• What the task requires: If a line below contains the string "file", return that line.

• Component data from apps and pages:
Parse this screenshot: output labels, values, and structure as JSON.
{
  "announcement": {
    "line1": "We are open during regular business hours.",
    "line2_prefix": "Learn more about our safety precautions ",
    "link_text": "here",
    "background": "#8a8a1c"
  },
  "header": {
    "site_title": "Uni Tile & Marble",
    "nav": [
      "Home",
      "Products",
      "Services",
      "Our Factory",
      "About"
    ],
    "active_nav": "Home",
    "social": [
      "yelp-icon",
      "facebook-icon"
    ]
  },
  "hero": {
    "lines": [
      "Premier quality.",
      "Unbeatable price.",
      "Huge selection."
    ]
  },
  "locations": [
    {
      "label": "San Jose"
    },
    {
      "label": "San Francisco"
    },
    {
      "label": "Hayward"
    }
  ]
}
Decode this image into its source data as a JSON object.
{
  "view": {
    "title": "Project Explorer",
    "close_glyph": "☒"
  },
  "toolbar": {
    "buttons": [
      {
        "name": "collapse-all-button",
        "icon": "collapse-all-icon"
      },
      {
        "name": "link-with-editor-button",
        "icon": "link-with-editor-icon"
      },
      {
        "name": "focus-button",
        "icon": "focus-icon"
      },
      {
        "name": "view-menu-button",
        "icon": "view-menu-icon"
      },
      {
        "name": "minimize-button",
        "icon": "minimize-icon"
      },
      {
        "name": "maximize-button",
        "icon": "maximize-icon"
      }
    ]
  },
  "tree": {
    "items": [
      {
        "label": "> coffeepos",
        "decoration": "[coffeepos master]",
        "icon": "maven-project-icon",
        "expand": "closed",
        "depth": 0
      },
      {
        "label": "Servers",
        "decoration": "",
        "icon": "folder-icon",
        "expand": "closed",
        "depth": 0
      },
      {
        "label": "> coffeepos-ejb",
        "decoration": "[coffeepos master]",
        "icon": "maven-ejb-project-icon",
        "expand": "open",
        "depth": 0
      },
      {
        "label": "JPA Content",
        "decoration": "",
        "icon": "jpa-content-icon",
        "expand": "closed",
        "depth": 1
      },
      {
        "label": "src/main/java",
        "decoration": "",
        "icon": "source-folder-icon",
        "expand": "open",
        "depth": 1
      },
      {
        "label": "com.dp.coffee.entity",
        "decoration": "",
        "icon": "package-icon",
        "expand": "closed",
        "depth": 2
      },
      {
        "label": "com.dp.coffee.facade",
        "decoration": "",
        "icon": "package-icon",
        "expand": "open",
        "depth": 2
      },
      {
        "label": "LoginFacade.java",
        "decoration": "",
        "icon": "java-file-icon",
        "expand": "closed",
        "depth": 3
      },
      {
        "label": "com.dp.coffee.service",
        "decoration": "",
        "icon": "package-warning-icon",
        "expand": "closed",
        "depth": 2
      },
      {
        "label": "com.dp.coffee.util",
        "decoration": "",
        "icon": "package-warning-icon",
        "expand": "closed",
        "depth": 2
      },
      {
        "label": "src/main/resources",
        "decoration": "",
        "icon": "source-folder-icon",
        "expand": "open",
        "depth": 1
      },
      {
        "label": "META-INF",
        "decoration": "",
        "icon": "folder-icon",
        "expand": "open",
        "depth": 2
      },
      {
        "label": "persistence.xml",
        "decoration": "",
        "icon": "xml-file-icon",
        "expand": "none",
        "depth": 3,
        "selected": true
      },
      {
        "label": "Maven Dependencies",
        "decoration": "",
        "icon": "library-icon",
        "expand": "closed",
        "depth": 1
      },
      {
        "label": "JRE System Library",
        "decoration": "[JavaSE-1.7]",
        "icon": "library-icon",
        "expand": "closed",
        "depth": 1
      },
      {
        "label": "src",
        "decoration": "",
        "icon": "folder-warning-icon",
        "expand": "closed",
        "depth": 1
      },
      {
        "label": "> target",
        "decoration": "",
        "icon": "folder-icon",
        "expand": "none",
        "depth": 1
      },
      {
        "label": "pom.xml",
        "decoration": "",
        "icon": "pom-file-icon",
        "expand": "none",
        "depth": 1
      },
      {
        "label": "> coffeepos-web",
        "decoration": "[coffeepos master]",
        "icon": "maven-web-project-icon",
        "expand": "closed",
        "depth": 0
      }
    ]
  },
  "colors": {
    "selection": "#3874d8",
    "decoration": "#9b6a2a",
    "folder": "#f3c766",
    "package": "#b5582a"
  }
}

• Response box:
        "icon": "java-file-icon",
        "icon": "xml-file-icon",
        "icon": "pom-file-icon",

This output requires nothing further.